Mayor Ros Jones column: More cuts are simply not sustainable

Carter Allen, four, of Scawsby, is reunited with his toy that was lost in a ballot box. Picture: Marie Caley NDFP 12-05-15 Allen MC 3
Carter Allen, four, of Scawsby, is reunited with his toy that was lost in a ballot box. Picture: Marie Caley NDFP 12-05-15 Allen MC 3

It is one week on from the national and local elections, so it is a good time to reflect on the results and what it means for Doncaster.

I was obviously disappointed with the outcome of the general election. I believe Doncaster North MP Ed Miliband would have made an excellent Prime Minister and had hoped to see a Labour government in place, able to address inequalities in our society and abolish policies such as the bedroom tax. We must now see what policies the new Conservative government brings forward, but I have concerns about what their leadership will mean for public services in Doncaster.

In the last five years, Doncaster Council has seen its government grant for public services cut from £270 million per year to £148m per year. This forms the main part of our budget and we now face the prospect of even more cuts in the future. In my experience, continued cuts at this level are simply not sustainable without them having a real impact on local people and businesses.

My colleagues and I will continue to do what we can to drive forward improvements in Doncaster. I was delighted with the results of the local election, with Labour gaining 41 of the 55 seats on Doncaster Council. We have a great team in place and we will also work with opposition councillors in the best interests of our borough.

When I became Mayor in 2013, the council had been dysfunctional, The Government had intervened and children’s services still required urgent improvements. We have now put the council back on a stable footing, set up the new Doncaster Children’s Services Trust and led the council out of government intervention early.

We have also delivered some significant successes, including securing Doncaster as the home of the National High Speed Rail College. This will provide access to skilled jobs for local people and it is already strengthening our thriving railway industry.

We will now build on these firm foundations to deliver more improvements for residents over the next two years, focusing on jobs, education, care services, housing and issues such as littering, and potholes.

There was a nice postscript to the election. Carter Allen, a four-year-old Scawsby boy, was left in tears after he accidentally dropped his favourite Lego figure in one of the ballot boxes.
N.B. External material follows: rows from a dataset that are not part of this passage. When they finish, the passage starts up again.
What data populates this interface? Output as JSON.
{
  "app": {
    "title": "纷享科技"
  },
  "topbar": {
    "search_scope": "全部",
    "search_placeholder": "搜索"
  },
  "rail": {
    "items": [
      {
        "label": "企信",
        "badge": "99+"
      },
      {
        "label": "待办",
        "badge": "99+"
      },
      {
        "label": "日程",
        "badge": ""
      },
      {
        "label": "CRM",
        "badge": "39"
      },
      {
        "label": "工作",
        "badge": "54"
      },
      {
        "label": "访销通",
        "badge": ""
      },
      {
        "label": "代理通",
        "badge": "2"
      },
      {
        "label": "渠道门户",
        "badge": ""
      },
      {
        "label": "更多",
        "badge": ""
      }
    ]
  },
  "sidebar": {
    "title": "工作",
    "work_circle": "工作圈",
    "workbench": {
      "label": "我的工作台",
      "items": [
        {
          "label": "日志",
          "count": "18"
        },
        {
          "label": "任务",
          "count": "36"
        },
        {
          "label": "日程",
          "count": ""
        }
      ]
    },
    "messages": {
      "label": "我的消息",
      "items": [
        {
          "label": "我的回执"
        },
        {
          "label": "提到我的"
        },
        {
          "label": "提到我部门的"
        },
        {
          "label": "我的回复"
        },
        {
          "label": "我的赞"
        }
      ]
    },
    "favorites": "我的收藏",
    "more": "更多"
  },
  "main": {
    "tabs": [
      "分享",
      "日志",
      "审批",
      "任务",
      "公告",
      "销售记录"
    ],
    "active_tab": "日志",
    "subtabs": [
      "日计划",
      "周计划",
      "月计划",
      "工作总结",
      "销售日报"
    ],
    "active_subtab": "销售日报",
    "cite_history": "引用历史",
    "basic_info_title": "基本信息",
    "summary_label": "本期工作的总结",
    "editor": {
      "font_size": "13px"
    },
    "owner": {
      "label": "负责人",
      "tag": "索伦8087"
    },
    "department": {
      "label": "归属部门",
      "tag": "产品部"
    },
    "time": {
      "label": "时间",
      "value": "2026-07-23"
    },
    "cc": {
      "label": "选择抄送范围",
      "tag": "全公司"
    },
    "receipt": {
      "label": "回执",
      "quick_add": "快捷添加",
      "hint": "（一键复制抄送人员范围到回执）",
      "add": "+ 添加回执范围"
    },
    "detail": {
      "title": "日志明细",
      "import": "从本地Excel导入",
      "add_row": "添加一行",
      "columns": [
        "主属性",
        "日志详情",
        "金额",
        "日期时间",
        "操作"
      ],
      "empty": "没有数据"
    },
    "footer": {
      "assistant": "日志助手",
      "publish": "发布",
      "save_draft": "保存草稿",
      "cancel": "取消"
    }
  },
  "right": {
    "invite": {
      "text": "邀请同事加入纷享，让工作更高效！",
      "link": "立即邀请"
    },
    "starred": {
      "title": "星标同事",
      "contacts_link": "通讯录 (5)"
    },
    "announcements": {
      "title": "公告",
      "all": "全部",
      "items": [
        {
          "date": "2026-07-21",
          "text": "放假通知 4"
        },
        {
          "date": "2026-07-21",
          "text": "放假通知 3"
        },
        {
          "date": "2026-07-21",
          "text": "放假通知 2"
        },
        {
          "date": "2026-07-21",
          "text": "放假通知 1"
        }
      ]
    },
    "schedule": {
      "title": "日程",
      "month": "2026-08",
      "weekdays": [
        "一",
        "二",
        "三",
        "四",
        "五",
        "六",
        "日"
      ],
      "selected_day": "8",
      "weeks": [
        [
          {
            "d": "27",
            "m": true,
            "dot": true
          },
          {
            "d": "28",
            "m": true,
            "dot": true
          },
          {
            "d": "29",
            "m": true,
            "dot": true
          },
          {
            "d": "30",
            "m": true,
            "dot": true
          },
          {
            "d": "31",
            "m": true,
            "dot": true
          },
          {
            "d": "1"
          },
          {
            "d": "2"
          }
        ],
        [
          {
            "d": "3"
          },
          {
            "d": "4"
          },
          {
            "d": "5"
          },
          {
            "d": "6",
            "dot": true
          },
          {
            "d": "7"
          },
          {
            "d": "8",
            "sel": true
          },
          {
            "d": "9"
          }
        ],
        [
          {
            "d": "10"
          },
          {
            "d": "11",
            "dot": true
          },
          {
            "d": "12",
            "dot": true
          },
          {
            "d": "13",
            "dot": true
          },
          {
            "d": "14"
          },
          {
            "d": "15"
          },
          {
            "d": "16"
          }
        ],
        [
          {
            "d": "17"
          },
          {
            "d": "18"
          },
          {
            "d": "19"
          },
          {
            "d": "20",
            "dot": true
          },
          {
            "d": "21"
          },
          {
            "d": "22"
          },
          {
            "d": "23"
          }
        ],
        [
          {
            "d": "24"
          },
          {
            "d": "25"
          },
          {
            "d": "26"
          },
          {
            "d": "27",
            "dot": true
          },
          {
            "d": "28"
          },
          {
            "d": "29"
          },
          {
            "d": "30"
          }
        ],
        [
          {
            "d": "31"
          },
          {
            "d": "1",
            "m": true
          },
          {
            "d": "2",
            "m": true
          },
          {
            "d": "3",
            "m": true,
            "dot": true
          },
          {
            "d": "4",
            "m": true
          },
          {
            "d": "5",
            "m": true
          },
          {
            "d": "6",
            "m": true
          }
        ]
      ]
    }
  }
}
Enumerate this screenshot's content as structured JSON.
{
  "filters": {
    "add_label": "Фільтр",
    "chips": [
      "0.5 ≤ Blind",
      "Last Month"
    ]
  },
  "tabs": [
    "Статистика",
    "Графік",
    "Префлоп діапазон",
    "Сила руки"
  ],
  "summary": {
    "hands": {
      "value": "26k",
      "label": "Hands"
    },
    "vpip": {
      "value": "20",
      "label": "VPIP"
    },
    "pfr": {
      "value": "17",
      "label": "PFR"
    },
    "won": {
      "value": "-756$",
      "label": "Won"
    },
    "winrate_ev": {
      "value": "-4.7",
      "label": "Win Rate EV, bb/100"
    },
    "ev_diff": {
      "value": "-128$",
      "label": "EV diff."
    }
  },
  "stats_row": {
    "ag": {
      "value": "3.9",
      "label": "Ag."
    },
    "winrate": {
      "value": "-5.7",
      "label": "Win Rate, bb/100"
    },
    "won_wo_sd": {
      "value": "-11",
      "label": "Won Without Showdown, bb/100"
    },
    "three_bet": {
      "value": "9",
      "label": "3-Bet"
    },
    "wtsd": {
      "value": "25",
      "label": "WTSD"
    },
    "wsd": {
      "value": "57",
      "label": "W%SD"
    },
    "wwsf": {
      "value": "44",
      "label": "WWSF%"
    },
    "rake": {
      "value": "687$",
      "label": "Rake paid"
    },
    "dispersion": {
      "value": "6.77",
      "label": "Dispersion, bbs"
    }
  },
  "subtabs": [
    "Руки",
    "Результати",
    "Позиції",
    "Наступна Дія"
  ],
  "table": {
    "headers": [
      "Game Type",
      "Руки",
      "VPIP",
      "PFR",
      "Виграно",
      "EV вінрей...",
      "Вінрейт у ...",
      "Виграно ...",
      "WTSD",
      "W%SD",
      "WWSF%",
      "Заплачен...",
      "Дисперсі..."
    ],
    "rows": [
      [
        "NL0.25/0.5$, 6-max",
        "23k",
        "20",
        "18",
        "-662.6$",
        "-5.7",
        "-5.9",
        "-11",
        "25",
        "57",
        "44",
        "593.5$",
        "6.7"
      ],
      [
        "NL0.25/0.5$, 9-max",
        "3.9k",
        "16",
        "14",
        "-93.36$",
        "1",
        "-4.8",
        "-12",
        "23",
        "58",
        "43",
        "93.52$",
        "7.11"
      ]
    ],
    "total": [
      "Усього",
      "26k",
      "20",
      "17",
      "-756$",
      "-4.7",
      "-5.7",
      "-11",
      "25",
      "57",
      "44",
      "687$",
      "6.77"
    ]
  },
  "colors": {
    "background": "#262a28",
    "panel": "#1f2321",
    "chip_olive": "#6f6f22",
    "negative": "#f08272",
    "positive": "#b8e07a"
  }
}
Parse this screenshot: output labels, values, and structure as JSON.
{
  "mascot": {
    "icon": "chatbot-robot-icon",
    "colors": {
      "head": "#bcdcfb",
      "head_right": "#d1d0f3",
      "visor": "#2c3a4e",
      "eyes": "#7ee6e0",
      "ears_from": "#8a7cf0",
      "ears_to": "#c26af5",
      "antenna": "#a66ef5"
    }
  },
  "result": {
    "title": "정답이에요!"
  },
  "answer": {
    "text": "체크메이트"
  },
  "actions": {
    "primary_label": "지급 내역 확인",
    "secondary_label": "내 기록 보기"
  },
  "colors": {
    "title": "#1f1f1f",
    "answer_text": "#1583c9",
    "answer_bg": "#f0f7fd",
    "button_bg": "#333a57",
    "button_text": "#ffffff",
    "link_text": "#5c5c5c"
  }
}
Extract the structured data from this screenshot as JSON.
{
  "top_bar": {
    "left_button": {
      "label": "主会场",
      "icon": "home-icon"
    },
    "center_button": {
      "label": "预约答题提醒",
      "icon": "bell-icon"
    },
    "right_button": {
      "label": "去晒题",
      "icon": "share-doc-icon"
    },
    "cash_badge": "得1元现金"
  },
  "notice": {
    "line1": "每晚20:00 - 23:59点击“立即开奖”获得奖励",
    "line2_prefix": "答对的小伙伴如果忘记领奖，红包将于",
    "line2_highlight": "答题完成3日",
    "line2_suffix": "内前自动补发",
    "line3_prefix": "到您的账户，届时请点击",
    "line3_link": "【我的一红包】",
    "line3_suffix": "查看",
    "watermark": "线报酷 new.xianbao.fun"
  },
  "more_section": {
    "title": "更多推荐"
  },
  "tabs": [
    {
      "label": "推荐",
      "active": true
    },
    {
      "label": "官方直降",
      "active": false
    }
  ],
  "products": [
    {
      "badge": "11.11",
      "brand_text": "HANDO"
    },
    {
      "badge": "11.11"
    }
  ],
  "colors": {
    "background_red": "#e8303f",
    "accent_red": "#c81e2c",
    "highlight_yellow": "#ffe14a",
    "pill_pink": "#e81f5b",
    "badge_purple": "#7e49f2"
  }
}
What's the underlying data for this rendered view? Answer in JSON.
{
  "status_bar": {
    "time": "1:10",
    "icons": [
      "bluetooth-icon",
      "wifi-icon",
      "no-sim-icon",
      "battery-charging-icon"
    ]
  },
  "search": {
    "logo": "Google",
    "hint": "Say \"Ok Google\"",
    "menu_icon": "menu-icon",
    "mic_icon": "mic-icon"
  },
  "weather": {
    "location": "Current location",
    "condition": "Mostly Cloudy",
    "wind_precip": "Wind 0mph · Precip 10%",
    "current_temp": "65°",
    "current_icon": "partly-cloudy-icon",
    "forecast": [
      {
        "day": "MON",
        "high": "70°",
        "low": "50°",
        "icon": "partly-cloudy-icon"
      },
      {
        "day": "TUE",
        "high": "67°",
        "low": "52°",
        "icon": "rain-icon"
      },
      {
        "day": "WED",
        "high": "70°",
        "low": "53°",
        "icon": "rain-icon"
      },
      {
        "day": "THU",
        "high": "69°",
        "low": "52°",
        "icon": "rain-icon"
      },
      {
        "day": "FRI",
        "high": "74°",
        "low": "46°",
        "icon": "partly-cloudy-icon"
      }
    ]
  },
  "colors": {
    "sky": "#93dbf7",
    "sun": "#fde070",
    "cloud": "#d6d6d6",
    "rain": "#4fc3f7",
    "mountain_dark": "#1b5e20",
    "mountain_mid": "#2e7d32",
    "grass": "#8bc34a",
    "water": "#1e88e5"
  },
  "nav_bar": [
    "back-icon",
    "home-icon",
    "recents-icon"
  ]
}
They cannot be opened while voting takes place, but council staff managed to find the Lego man among the thousands of votes at the count on election night. Carter and his mum came to the Civic Office this week where he was reunited with his favourite toy. It was particularly nice for all the staff who worked so hard throughout the elections and I would like to thank them for their fantastic commitment and contribution.